The Mercury News said it filed a written request in October, citing the Public Records Act, but the university refused to disclose the information, saying that confidentiality agreements it had signed exempt it from the disclosure law. The suit argues that since the University of California receives money from the state, it is subject to disclosure laws.
The lawsuit also seeks records of closed sessions UC held in 2000, when it adopted a new asset allocation plan and hired an outside adviser, Wilshire Associates, and in 2002, when UC fired its inside investment staff and voted to hire multiple outside advisers.
The University of California has more than $800m with private equity firms including Sequoia and Kleiner Perkins Caufield & Byers. The university’s private equity investments rose more than 32 per cent per year during the past five years, compared with the 8.4 per cent annual gain of its stock market benchmark, according to the treasurer’s annual report.
Public disclosure has become a major issue in the post-ENRON business environment, where demands for greater transparency are not easily reconciled with the private component of private equity.
In April, Texas Attorney General Greg Abbott ruled the University of Texas Investment Management Co. (UTIMCO) must release its investment records, including the performance of private equity funds in which it is a limited partner.
Another institution feeling the heat is the Massachusetts’ Pension Reserves Investment Management Board (MassPRIM), which has approximately 6 per cent of its $27bn in assets committed to private equity.

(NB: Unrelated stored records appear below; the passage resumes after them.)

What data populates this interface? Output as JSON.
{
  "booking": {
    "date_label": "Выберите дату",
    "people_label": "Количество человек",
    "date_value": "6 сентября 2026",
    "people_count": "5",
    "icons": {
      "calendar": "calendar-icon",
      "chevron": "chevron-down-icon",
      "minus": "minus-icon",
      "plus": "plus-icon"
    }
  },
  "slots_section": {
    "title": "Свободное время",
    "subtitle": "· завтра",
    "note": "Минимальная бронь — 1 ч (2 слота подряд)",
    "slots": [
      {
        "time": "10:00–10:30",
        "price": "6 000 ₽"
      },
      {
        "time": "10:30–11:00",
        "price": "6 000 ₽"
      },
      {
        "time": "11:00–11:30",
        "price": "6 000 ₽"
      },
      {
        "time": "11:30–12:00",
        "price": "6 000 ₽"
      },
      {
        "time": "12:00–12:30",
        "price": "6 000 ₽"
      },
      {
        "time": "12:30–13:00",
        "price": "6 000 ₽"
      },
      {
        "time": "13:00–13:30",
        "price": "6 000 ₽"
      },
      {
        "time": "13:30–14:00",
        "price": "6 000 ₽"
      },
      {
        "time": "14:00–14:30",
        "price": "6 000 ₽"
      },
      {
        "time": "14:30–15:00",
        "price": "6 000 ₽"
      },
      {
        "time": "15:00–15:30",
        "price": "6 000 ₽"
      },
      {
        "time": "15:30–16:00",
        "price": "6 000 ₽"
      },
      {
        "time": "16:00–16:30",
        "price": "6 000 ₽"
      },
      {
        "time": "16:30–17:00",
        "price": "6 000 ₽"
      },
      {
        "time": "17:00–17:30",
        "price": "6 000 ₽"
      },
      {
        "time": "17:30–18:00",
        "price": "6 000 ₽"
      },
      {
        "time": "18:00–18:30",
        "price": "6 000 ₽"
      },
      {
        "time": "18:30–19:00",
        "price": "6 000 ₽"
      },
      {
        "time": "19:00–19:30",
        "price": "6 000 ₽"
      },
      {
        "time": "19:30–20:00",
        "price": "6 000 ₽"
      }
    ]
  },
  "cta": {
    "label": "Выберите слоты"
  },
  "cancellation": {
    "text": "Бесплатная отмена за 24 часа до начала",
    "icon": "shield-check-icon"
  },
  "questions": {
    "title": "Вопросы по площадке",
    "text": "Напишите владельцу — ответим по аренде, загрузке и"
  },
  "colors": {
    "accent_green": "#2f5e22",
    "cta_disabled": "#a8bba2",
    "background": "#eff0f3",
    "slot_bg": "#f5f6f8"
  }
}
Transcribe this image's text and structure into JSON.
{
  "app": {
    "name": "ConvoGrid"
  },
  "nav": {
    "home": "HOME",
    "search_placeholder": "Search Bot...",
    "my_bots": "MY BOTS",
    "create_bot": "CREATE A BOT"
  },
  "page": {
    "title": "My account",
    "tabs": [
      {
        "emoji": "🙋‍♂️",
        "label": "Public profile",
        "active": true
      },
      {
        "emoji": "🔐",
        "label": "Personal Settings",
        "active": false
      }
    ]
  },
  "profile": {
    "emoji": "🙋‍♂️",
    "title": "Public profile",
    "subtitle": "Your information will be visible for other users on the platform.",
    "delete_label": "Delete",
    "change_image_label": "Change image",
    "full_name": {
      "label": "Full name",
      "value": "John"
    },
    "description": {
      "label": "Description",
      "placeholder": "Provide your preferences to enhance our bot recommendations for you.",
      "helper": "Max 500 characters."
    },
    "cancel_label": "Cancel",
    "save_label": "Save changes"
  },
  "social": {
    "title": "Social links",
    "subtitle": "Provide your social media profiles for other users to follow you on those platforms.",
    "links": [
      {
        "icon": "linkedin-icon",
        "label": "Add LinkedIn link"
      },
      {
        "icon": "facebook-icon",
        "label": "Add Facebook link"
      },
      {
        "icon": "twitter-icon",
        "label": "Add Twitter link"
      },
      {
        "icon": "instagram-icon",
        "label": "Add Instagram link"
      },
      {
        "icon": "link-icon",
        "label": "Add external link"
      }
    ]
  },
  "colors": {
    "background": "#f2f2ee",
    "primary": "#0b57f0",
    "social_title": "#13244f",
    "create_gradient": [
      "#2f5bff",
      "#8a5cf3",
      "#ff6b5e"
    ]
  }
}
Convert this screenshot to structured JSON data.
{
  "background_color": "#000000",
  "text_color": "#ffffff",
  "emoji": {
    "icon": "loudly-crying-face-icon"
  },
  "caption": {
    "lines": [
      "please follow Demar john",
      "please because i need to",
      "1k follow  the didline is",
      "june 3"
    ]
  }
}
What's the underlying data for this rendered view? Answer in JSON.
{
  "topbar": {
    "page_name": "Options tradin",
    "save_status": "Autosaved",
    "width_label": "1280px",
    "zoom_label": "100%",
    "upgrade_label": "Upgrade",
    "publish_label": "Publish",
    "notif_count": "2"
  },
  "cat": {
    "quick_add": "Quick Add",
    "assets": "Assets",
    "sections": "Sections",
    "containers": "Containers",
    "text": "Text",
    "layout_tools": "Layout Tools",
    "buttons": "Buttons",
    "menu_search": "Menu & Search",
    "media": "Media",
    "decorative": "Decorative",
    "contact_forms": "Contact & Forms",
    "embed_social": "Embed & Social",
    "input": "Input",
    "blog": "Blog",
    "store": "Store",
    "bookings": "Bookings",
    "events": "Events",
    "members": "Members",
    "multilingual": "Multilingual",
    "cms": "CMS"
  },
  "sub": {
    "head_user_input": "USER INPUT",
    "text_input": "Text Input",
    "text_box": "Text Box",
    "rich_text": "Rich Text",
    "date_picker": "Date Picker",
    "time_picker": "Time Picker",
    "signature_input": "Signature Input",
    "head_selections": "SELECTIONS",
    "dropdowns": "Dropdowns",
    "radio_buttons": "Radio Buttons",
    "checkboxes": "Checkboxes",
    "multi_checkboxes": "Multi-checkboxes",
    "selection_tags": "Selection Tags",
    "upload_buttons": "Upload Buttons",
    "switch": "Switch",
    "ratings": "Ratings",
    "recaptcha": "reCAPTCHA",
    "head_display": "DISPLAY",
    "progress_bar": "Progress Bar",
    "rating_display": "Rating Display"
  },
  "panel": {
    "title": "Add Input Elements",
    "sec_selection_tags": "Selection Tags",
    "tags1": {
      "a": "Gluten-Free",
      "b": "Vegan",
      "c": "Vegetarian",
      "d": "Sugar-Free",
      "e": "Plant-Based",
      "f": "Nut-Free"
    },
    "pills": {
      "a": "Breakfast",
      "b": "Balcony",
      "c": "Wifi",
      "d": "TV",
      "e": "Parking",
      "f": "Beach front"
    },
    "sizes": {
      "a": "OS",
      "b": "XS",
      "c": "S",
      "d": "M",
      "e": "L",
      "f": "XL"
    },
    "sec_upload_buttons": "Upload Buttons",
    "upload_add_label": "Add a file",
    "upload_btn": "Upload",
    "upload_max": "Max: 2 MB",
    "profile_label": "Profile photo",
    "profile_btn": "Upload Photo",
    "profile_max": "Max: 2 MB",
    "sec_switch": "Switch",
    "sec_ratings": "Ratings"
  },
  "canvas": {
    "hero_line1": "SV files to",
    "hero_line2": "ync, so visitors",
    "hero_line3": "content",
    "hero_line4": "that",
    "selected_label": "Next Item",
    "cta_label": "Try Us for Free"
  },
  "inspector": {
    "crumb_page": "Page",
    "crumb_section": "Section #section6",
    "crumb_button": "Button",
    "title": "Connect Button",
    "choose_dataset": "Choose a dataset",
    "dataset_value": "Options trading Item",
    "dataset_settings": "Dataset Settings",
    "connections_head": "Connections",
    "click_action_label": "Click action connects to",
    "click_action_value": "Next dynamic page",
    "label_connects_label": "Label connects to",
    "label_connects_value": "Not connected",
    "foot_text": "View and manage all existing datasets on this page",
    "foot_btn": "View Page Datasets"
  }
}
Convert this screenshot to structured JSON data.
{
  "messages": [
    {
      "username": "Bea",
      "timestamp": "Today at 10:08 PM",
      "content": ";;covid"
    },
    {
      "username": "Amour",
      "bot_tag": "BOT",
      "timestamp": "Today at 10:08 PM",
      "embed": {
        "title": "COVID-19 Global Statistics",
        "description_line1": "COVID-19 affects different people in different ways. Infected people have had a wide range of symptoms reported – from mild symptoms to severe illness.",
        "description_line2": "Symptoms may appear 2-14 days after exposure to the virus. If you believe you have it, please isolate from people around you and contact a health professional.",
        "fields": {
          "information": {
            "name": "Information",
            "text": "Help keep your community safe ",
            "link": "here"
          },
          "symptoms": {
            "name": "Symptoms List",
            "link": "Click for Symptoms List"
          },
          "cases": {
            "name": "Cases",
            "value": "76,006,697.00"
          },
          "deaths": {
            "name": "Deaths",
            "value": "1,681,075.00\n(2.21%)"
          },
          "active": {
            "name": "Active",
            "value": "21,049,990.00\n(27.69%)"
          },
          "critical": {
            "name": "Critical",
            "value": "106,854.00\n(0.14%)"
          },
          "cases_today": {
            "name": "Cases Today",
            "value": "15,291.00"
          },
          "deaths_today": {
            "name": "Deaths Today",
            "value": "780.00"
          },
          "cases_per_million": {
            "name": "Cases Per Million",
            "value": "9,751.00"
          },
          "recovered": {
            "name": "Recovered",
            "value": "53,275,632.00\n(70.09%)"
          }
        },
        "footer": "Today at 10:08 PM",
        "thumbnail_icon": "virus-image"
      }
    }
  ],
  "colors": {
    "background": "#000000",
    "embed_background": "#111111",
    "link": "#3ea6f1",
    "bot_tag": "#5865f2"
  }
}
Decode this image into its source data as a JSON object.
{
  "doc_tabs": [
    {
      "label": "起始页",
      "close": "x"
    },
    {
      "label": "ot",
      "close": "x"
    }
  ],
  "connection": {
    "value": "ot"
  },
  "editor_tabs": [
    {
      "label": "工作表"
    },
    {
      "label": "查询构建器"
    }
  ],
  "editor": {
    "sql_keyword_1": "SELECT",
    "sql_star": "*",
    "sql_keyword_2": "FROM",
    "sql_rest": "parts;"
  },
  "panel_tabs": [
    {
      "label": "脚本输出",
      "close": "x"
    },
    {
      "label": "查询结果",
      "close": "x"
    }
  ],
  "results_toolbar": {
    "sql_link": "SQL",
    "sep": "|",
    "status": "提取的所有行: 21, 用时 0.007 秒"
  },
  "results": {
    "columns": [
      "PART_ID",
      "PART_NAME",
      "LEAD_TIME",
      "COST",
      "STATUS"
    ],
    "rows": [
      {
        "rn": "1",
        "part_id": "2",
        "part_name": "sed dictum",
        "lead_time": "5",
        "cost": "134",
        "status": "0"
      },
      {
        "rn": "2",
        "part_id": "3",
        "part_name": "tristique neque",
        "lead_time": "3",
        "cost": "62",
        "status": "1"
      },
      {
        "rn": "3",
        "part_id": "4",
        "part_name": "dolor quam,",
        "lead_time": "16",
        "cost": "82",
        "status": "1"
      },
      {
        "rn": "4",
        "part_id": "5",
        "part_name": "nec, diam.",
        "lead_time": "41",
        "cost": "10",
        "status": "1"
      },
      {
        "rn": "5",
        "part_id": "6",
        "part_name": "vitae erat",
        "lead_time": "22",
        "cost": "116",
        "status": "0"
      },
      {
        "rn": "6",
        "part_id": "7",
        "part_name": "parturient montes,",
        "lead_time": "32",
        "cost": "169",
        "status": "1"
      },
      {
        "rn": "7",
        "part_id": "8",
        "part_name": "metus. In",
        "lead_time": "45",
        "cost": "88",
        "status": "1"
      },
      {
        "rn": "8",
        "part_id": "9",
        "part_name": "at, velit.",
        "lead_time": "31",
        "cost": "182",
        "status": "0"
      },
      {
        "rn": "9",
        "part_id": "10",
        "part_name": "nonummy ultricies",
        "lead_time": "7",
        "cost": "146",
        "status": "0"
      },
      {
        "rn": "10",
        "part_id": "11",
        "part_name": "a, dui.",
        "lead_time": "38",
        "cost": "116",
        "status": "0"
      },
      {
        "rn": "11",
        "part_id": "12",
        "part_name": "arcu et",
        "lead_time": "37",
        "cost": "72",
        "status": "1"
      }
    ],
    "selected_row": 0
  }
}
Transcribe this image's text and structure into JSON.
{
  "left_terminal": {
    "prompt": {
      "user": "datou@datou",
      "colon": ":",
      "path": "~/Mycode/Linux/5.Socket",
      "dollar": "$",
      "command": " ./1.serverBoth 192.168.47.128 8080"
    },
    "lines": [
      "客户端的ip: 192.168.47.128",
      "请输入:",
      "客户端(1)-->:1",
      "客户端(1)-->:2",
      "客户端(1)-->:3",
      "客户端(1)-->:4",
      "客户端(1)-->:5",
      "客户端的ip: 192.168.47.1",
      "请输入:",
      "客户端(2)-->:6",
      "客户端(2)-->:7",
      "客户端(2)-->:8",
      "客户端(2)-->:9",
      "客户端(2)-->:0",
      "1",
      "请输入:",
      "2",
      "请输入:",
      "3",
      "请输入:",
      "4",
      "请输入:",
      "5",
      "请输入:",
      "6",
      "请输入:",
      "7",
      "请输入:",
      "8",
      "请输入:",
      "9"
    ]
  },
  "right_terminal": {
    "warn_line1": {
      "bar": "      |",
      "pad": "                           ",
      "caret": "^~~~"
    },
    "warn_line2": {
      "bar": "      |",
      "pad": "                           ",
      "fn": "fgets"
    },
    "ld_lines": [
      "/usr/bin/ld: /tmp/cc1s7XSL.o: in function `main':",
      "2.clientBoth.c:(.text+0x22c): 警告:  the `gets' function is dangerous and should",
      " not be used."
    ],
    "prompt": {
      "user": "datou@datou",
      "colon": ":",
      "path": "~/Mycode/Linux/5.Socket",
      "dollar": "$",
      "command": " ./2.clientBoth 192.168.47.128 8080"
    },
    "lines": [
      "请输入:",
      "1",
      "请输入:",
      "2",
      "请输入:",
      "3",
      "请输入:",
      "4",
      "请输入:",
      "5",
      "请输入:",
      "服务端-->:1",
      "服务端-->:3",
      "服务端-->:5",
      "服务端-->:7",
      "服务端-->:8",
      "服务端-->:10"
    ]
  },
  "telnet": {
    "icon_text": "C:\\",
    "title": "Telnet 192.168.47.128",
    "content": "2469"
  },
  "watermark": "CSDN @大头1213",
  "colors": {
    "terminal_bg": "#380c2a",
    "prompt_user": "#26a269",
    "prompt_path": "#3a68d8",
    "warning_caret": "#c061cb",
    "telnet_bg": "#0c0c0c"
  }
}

Responding to requests filed last year under Massachusetts’ Freedom of Information Act by two individuals, A.L. Mark O’Hare and Scott Wynet, the state’s Attorney General, Thomas Reilly, ruled in June the board must release information on the returns of its venture capital and private equity investments.
The board is continuing to fight disclose on the grounds the figures involved are 'trade secrets,' and could potentially compromise future investments if released.